[[ Extracted entries, beginning ]]

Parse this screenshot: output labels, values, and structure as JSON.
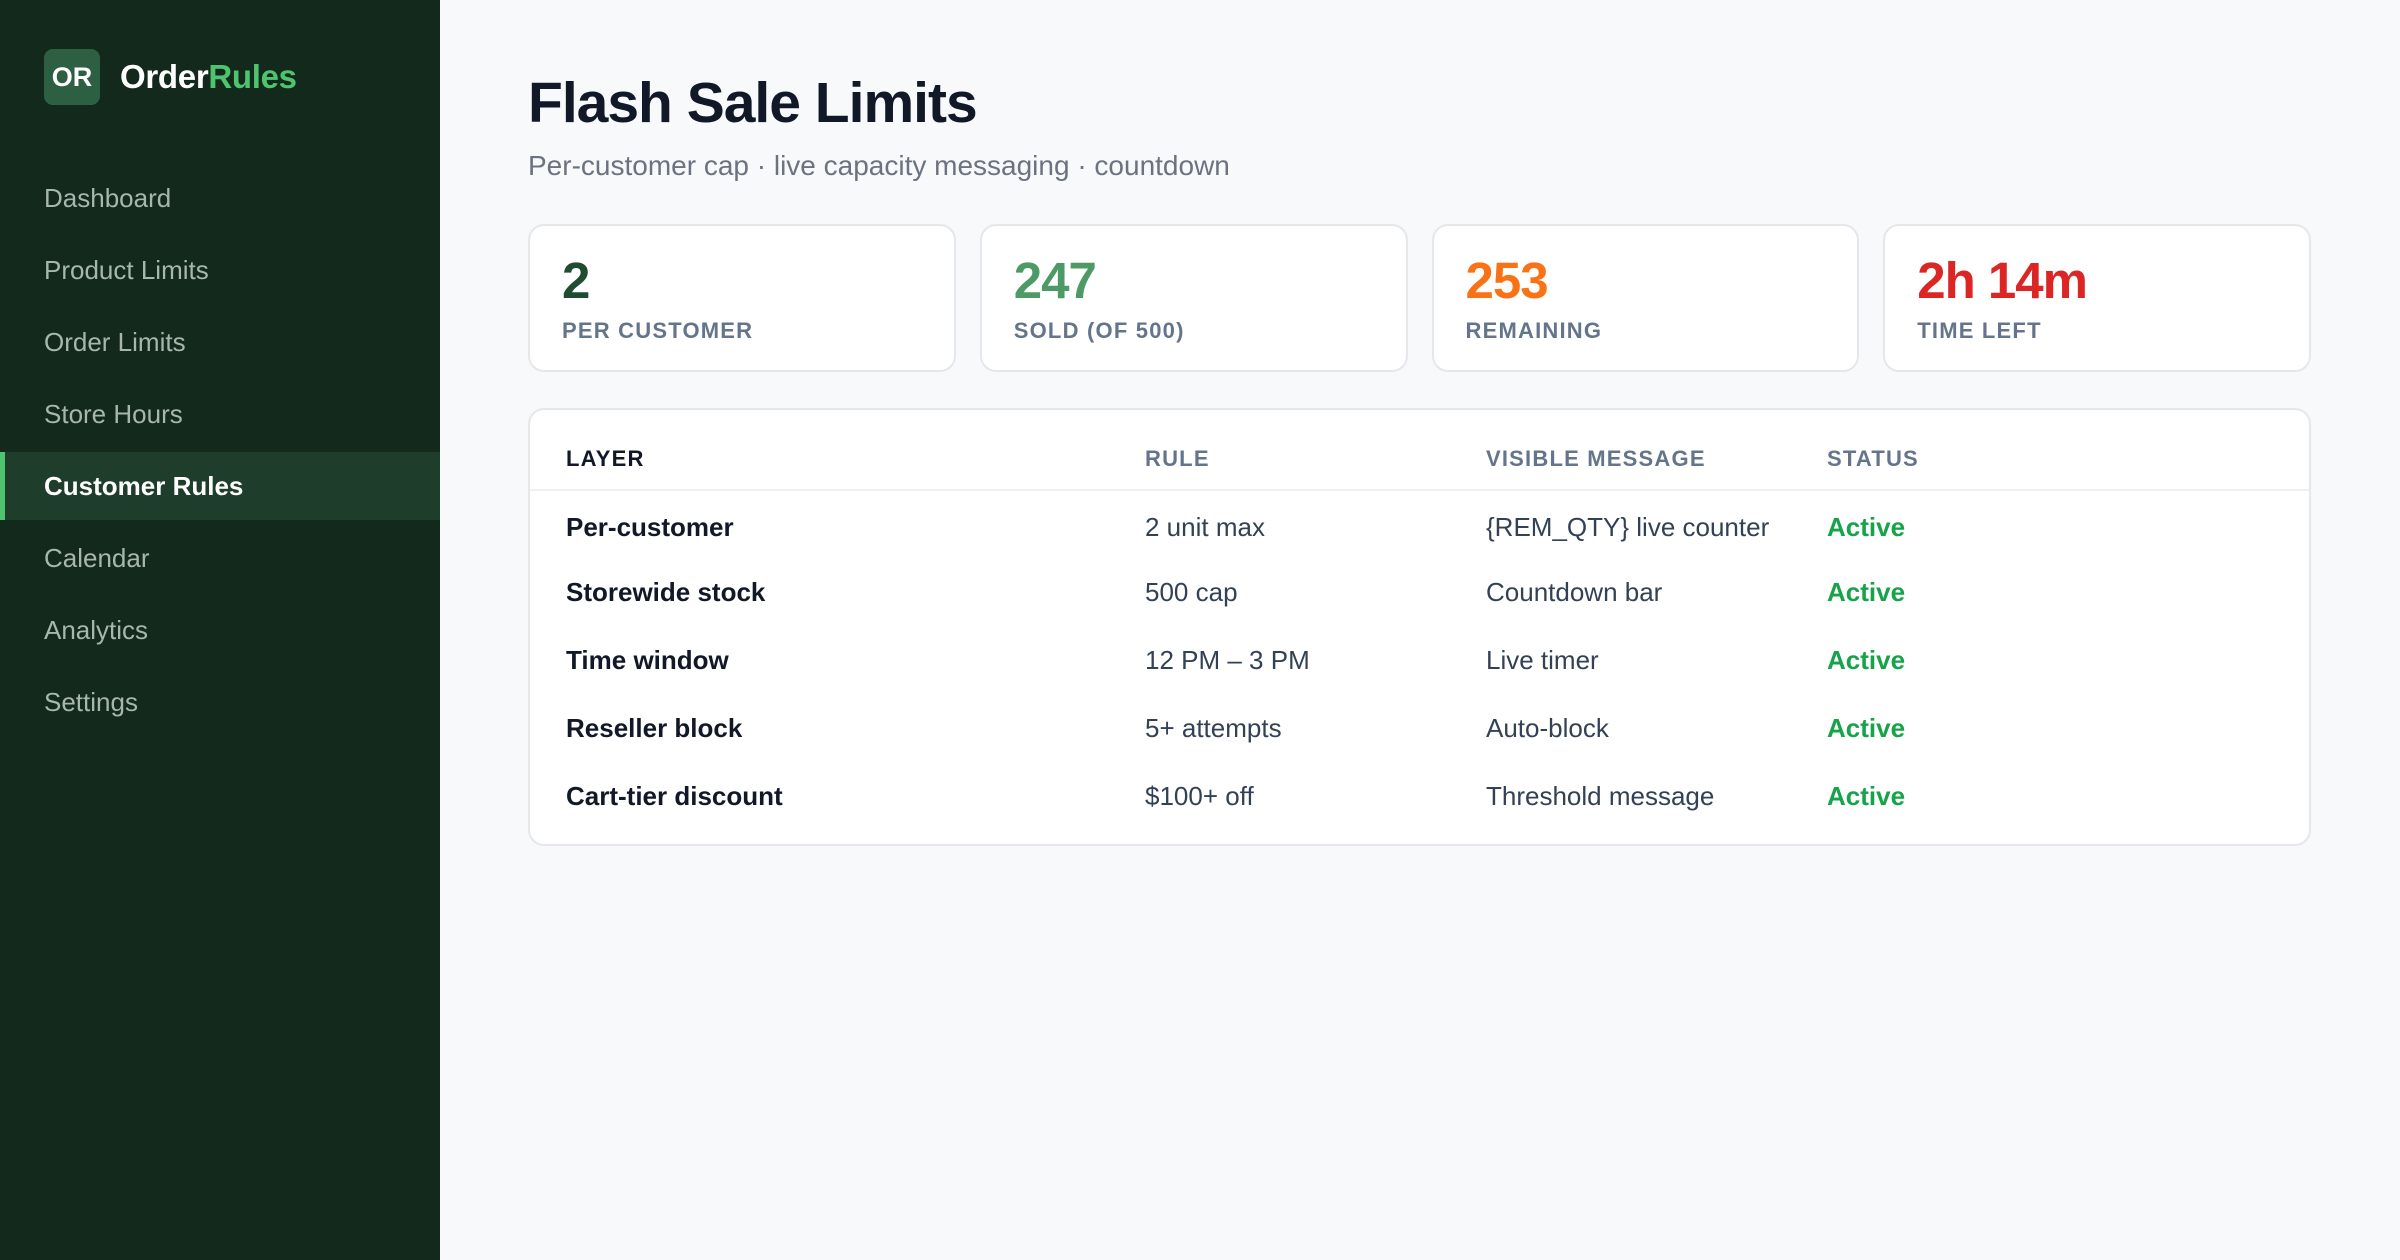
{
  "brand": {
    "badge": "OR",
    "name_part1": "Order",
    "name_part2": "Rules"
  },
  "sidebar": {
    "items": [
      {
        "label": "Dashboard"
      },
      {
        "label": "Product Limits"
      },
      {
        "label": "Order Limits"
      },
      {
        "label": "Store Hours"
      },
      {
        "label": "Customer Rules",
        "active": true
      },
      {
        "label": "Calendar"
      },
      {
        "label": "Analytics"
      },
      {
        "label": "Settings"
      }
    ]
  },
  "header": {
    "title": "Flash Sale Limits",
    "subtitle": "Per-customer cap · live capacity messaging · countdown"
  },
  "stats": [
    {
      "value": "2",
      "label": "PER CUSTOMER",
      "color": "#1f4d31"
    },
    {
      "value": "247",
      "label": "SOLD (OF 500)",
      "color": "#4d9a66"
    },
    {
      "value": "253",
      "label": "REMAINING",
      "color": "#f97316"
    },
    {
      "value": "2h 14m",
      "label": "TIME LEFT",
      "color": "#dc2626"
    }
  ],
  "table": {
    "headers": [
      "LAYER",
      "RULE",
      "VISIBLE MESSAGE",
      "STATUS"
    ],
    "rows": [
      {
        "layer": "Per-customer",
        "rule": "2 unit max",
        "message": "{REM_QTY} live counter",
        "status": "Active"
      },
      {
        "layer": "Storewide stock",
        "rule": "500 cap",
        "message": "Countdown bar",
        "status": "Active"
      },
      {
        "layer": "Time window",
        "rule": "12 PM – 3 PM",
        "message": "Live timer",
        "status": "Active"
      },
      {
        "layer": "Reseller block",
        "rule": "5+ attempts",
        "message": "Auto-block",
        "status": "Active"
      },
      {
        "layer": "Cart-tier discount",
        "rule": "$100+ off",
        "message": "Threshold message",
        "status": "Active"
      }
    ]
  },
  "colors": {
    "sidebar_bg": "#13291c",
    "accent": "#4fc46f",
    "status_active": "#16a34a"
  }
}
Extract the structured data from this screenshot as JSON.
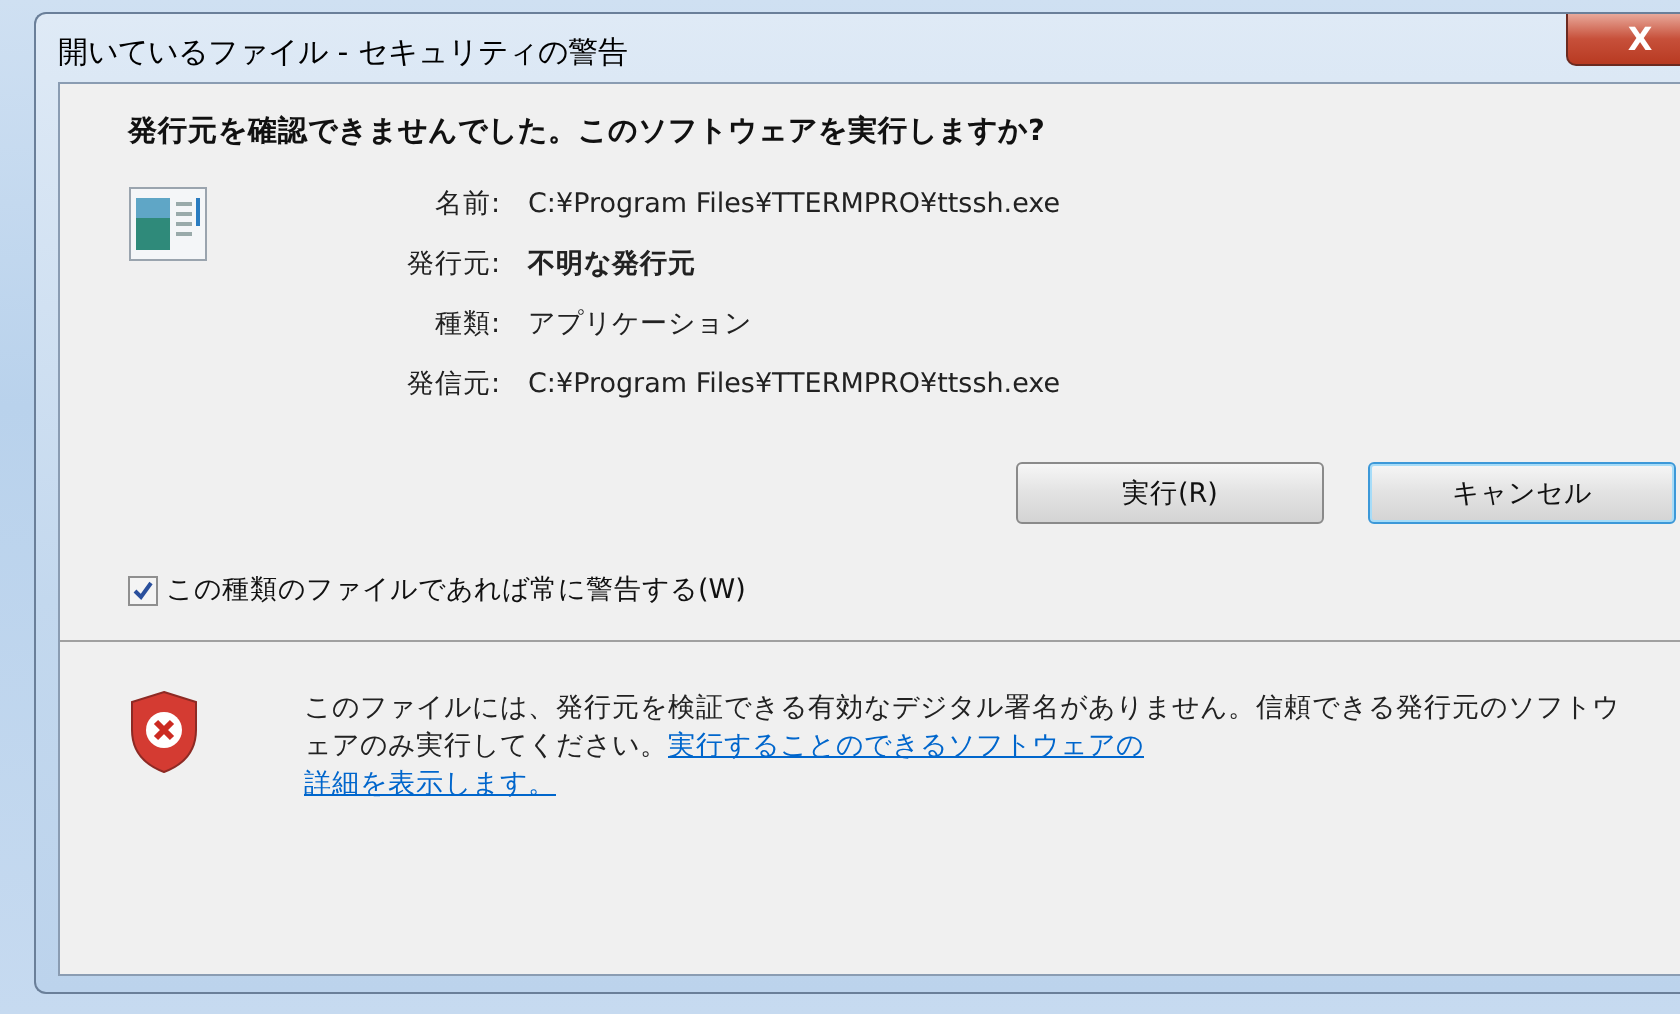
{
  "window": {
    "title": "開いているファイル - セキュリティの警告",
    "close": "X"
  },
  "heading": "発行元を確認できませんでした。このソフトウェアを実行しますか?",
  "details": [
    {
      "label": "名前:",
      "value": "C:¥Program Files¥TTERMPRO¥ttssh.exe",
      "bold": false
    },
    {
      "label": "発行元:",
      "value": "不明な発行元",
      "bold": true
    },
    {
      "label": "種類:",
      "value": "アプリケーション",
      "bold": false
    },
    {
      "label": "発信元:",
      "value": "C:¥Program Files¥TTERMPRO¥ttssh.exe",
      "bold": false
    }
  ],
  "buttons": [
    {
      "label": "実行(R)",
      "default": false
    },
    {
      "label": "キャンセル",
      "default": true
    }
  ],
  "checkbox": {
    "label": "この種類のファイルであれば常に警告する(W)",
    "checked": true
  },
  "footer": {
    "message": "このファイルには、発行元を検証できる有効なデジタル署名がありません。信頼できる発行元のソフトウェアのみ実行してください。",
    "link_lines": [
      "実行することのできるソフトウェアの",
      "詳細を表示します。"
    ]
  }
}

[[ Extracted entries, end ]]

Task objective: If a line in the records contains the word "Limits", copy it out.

Answer to the problem:
        "label": "Product Limits"
        "label": "Order Limits"
    "title": "Flash Sale Limits",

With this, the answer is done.